Hold it. Tell that driver not to move the New York Rangers’ bus. Carl Hagelin is still under it. Coach John Tortorella tossed him under it after losing Game 1 of New York’s series against the Boston Bruins when he was asked why Hagelin, a talented offensive forward, wasn’t seeing much ice time on the power play. “Because he stinks on the power play,” Tortorella replied in his customary unvarnished fashion. “I don’t know why. I wish I could play him on the power play. Every time I put him on, he stinks.”
Tortorella went on to elaborate about exactly why Hagelin wasn’t as proficient a contributor on the power play as he has been in even-strength situations, and at least some of the explanation made good sense. “I think he’s too quick,” the coach said. “I think he’s a jitterbug and he screws it up. But I may use him. I’d love to. And I’m not trying to be a smart ass. He stinks on the power play every time I put him out there.”
When Hagelin was asked about his coach’s pearly words, he answered, “I don’t really have comments. All I can say is I don’t stink.” Asked if the remarks surprised him, he added, “Yeah, I haven’t really been on the power play.”
During the next match, a 5-2 Ranger loss in Game 2, Hagelin spent 46 seconds on the power play. In Game 3, he was on the power play for a minute and 45 seconds. Meanwhile, the Rangers ran their man-advantage futility streak to 0-for-10 in the series while falling into a precipitous 0-3 hole against Boston.
Yes, Hagelin is a speedster and most of the offense on a typical power play is not generated with speed, but through quick passes, deft shots and patient decision-making in what are more and more frequently a series of set plays that attempt to break down a defense without a great deal of improvisation. Hagelin is therefore like a basketball player who might be adept at running a fast break, but not necessarily a pick and roll. He simply isn’t able to use his greatest skill, his speed, in a game situation that rewards smart adherence to structure rather than creativity in transition. He has one power play goal in 112 career regular-season games and none in 27 playoff games, though much of that is because he rarely gets shifts in man-advantage situations.
Okay, that makes sense. But why must Tortorella use the language he did when placing blame squarely on his impressionable player who, by all accounts, including those of his teammates, is working as hard as he can to improve and contribute? And at what point might it be time for a coaching staff to accept some responsibility for a power play that ranked 23rd in the league during the regular season despite having the likes of Rick Nash, Ryan Callahan, Brad Richards and, for part of the year, Marian Gaborik? Tortorella has tried using forwards at the point, and putting big bodies, such as Brian Boyle, in front of the net.
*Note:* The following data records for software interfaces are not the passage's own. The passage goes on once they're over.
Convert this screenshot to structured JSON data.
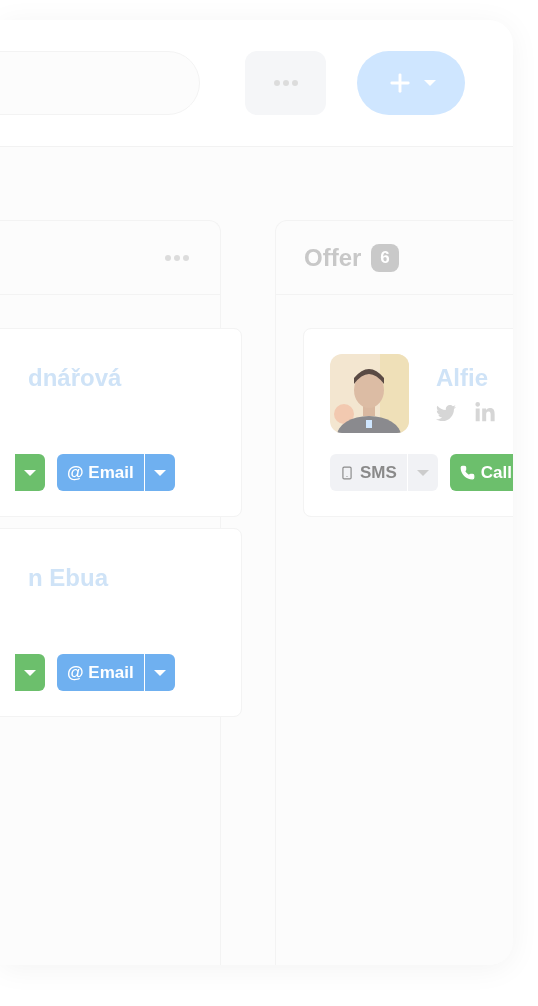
{
  "columns": [
    {
      "cards": [
        {
          "name": "dnářová",
          "actions": [
            {
              "kind": "call"
            },
            {
              "kind": "email",
              "label": "@ Email"
            }
          ]
        },
        {
          "name": "n Ebua",
          "actions": [
            {
              "kind": "call"
            },
            {
              "kind": "email",
              "label": "@ Email"
            }
          ]
        }
      ]
    },
    {
      "title": "Offer",
      "count": "6",
      "cards": [
        {
          "name": "Alfie",
          "actions": [
            {
              "kind": "sms",
              "label": "SMS"
            },
            {
              "kind": "call",
              "label": "Call"
            }
          ]
        }
      ]
    }
  ]
}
Does everybody out there stink, since the club only has two goals in 38 chances on the power play during the playoffs?
Even if you feel a player isn’t producing, what’s wrong with an answer such as: “For all his speed and skills, his assets haven’t translated as effectively on the power play as they have at even strength.” That says the same thing, but with more respect for a player who is clearly trying to improve his game and has in many areas.
Hagelin is only 24. Tortorella doesn’t owe him the sort of respect that a player owes a coach, and to be fair, Tortorella did go on to praise other aspects of Hagelin’s game later during the press conference. But a private pep talk, even with the kind of tough evaluations that a player may not want to hear, is one thing; a public undressing should be reserved for a player who quits on his team or simply doesn’t try (Petr Nedved, anyone?), not for a second-year player who is still trying to develop an aspect of his game that is lagging behind other areas.
“Stinks” is a strong word, sort of like the difference between saying a bite of food isn’t quite for your tastes and saying it’s so putrid that you wouldn’t serve it to a dog. Say what you want to his face, but at least in public, critique him with a little more restraint. Whether Tortorella bears some responsibility for Hagelin’s — and the team’s – slump with the man advantage is one thing, but he most certainly does carry some responsibility for helping his players to get out of it.